◆ **Task directions**:
Copy every line from the records below that holds the word "heading".

(Stored records)
-- -- --
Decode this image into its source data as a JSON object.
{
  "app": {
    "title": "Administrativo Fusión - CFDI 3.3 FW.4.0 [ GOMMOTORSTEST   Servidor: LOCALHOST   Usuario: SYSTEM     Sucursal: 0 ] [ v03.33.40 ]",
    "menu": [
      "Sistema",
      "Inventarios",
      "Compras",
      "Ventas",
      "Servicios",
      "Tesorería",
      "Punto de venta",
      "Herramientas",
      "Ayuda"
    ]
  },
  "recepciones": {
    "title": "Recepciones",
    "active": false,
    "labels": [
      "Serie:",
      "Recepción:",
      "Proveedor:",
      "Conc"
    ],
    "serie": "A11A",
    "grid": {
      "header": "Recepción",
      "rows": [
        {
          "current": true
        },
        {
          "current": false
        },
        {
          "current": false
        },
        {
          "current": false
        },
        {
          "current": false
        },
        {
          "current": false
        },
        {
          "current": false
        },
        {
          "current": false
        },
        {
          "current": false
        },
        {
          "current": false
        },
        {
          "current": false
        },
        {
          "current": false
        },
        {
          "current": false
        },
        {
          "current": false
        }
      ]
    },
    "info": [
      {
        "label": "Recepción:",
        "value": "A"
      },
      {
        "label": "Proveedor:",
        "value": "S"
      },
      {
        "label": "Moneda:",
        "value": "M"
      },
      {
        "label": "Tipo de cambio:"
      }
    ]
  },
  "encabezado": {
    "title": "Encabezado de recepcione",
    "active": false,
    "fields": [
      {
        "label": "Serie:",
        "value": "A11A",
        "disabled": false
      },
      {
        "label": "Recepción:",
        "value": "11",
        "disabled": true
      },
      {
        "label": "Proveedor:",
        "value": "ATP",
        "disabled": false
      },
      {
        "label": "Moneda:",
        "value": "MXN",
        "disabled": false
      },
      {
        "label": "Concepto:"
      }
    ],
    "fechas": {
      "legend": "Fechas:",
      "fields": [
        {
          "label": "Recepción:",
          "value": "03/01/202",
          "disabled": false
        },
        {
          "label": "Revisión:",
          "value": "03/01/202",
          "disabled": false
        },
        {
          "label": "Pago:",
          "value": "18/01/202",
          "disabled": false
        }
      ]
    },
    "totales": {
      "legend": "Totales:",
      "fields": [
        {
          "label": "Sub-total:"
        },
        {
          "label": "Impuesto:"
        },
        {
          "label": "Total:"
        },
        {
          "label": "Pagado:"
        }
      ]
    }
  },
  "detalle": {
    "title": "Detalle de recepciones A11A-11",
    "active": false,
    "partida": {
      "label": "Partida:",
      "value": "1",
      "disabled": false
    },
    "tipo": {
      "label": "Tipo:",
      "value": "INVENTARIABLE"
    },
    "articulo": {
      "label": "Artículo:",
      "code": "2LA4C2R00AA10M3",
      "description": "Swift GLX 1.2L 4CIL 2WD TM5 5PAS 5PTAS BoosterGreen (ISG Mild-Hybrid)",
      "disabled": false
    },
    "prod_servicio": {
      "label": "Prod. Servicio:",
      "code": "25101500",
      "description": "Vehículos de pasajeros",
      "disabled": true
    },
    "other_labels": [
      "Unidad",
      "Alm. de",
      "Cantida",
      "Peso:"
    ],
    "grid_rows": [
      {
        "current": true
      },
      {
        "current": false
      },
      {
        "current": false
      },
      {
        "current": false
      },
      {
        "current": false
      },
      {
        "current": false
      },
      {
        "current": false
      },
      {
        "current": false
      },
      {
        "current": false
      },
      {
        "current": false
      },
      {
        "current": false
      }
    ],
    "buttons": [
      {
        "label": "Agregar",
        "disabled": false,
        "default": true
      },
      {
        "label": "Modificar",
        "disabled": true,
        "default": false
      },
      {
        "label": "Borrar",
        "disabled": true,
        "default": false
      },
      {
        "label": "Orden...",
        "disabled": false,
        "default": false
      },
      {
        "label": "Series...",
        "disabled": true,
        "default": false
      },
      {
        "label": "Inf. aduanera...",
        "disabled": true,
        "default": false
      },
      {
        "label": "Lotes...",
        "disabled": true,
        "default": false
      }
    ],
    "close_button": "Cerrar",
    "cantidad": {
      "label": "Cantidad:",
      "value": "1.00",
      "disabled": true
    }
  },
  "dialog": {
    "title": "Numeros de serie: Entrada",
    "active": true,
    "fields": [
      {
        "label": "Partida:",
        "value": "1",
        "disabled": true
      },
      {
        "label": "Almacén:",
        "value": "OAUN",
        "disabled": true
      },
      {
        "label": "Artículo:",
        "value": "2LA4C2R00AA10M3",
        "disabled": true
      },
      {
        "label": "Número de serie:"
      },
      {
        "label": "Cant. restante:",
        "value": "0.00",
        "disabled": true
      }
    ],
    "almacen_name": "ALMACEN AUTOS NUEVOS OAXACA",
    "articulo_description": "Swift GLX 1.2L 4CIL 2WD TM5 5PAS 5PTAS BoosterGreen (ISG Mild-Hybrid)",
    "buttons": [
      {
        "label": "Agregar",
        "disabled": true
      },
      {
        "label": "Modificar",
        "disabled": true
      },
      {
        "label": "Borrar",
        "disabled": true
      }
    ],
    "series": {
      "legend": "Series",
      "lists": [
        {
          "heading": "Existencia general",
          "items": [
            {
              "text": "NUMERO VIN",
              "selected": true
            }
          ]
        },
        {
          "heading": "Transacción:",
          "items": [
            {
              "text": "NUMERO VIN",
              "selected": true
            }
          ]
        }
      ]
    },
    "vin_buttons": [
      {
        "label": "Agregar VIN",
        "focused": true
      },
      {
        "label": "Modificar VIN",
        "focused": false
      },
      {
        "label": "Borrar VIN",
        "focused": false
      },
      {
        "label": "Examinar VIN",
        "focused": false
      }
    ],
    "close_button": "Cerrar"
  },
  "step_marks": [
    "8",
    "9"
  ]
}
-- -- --
◆ **Response to this exercise**:
          "heading": "Existencia general",
          "heading": "Transacción:",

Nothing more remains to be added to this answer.